“This is the first time they’ve seen a ransomware module compiled into a Java image file format, or JIMAGE. These files contain all the components needed for the code to run — a bit like a Java application — but are rarely scanned by anti-malware engines and can go largely undetected.” - Statement by BlackBerry
Tycoon Ransomware is Manually Deployed
Security researchers found that Tycoon ransomware is manually deployed, with the attackers targeting individual systems and connecting via RDP server. Once a target is identified and infiltrated using local administrator credentials, the malware operator disables any antivirus software and installs ProcessHacker, a hacker-as-a-service utility.
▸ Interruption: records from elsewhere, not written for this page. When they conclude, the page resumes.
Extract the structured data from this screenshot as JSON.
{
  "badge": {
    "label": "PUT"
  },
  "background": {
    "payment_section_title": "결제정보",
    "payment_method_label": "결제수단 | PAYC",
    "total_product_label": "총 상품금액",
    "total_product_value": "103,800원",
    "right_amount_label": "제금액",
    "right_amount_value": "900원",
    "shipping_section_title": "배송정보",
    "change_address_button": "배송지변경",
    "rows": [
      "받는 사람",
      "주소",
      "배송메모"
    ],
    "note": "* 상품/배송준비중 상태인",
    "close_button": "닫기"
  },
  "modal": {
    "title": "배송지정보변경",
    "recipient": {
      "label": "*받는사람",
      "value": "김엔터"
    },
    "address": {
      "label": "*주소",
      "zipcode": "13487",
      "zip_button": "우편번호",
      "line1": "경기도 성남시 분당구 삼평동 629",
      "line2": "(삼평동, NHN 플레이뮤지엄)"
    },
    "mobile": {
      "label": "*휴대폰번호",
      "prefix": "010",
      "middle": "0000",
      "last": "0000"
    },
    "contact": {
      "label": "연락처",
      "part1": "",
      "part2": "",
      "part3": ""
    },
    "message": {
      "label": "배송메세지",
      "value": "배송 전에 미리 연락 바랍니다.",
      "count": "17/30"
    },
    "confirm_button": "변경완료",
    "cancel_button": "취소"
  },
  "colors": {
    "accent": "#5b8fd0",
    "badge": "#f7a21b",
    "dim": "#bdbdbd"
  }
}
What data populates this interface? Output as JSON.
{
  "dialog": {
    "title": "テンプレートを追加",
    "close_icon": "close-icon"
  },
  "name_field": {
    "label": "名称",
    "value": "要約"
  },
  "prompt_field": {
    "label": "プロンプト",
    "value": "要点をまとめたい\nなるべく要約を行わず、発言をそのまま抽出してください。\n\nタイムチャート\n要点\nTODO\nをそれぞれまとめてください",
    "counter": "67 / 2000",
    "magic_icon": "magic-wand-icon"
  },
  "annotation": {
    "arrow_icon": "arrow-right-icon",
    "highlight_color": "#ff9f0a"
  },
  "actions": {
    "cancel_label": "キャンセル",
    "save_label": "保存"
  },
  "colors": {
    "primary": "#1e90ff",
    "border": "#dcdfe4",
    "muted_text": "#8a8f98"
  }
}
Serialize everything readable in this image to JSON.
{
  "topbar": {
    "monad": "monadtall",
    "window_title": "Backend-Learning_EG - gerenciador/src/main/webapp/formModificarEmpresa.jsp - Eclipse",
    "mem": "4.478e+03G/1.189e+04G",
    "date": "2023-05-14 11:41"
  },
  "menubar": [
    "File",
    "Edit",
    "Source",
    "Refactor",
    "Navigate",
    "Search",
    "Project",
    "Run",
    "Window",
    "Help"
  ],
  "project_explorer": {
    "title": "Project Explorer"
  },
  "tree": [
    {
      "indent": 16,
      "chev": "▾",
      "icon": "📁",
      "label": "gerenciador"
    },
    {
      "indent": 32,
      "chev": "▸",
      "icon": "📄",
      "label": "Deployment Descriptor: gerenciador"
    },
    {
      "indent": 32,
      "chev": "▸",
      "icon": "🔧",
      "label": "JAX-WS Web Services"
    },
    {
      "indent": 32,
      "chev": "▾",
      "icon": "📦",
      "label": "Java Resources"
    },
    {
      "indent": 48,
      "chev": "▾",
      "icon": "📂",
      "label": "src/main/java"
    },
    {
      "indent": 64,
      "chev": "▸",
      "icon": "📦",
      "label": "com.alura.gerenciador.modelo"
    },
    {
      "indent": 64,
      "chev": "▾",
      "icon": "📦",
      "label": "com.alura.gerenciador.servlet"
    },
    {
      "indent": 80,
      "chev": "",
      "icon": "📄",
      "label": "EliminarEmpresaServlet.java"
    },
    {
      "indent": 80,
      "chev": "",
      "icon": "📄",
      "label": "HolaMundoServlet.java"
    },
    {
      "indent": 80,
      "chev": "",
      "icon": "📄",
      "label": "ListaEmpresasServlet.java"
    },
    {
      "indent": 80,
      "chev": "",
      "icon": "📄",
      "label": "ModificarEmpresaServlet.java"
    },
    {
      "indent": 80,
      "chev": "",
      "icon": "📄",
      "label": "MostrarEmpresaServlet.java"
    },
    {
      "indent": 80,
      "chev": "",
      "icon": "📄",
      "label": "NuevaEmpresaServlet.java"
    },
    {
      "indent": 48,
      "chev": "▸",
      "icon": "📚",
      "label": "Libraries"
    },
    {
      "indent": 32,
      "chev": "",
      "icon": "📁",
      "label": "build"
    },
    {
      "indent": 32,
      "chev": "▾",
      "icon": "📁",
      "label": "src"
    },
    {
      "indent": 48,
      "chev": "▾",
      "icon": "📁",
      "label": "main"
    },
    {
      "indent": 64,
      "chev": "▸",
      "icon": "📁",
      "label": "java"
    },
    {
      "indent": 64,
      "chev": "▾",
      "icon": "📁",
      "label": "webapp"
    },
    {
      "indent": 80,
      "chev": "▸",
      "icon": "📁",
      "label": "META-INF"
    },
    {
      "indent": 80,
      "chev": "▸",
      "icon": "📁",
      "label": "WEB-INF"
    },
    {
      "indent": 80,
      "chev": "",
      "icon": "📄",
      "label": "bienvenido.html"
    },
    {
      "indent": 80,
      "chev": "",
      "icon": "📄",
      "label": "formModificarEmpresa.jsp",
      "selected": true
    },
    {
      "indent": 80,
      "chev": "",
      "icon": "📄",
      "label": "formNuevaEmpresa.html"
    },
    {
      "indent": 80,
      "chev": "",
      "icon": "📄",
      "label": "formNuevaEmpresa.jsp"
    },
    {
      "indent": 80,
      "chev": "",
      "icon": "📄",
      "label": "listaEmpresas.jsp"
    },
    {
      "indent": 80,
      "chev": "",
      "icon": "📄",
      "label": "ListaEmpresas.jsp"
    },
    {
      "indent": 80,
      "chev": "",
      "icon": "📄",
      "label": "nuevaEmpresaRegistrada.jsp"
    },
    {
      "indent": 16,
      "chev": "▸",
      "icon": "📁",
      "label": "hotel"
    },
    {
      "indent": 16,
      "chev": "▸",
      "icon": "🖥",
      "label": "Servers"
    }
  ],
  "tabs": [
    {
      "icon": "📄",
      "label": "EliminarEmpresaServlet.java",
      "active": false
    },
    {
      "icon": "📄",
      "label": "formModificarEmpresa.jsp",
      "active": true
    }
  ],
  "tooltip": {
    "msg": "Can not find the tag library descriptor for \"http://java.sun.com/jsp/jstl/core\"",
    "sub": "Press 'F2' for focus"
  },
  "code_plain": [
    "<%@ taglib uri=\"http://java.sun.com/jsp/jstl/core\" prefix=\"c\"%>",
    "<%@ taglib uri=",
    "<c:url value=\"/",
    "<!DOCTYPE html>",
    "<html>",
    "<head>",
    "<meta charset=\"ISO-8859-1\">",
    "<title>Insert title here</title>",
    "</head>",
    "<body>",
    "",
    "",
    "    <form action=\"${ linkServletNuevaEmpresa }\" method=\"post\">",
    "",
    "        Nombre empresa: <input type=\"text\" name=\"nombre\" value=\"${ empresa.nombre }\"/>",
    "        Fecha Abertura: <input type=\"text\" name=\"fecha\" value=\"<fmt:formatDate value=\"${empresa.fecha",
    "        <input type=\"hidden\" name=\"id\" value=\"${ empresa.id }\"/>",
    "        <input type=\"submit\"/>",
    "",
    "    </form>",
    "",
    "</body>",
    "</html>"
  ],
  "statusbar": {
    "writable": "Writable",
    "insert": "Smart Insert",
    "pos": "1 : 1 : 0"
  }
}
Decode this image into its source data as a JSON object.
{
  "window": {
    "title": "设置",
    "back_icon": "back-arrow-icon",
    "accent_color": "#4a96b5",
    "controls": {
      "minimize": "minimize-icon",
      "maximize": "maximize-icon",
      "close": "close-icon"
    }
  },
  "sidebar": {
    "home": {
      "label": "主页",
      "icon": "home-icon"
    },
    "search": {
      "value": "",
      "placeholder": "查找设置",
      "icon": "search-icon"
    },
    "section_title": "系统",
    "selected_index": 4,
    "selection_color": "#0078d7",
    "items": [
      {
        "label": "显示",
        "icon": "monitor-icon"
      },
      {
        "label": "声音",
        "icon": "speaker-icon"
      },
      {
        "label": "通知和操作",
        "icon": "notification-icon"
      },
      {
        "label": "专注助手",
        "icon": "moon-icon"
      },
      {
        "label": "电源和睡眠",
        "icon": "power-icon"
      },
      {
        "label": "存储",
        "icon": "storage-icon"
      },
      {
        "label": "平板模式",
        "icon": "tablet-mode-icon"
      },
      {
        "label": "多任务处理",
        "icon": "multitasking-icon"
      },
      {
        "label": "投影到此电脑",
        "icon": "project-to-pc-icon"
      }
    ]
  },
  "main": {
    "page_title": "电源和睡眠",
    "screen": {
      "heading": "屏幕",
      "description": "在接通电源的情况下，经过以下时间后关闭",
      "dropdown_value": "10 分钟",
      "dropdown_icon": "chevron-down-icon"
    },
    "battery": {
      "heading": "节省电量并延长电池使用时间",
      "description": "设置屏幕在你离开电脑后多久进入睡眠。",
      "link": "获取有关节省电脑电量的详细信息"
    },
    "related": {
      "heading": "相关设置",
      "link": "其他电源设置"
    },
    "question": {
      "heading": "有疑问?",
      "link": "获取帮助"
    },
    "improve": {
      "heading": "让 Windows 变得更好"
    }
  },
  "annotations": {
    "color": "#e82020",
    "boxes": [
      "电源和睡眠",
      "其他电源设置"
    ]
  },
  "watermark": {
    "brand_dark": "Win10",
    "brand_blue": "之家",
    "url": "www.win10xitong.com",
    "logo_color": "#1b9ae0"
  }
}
Tycoon takes the form of a Java Runtime Environment (JRE) and piggy-backs on an obscure Java image format (JIMAGE) to infiltrate a targeted machine, Doing this means that the ransomware passes by antivirus detection without being spotted. Since the JRE build contains both a Windows batch file and a Linux shell, security researchers suggest that malware operators can use Tycoon to encrypt both Windows and Linux servers.
Figure 1: Image: Java image file format (JIMAGE)
Screenshot of the ransom software module complied with JIMAGE. Source: Small Tech News
Once the ransomware infiltrates the victims’ networks using vulnerable RDP servers, it encrypts the files stored on the systems. According to security researchers, malware operators use a strong, off-the-shelf encryption algorithm to lock the victims’ files in exchange for a ransom payment, usually demanded in cryptocurrency, as shown in the ransom note below.
Figure 2: Image: Tycoon Ransomware Ransom Note
Caption: The ransom note informs the victims what to do to recover their files. Source: Small Tech News
Unfortunately, even if the victims pay the ransom fee, their data is not always decrypted. Therefore, the cybersecurity community warns that paying the ransom is not recommended as it only motivates threat actors to carry out more ransomware campaigns.
Tycoon Ransomware Campaign is Still Ongoing
A rather disturbing fact about Tycoon ransomware is that the malware campaigns involving Tycoon continue to this day. Until now, security researchers have only seen Tycoon targeting Windows systems, but shell scripts in the ransomware's Java modules contain both Windows and Linux variants.
Due to the similarities in the email addresses, names of encrypted files, and the text of the ransom notes, the researchers suggest that Tycoon could be linked to Dharma ransomware (a.ka. Crysis ransomware), though this claim is not confirmed and analysis of the ransomware continues.
There is No Decryptor for the New Tycoon Ransomware
Currently, there is no decryptor for the latest version of Tycoon ransomware. Since it uses asymmetric RSA algorithm to encrypt the securely generated AES keys, the file decryption requires obtaining the attacker's private RSA key. However, “Factoring a 1024-bit RSA key, although theoretically possible, has not been achieved yet and would require extraordinary computational power”, security researchers say.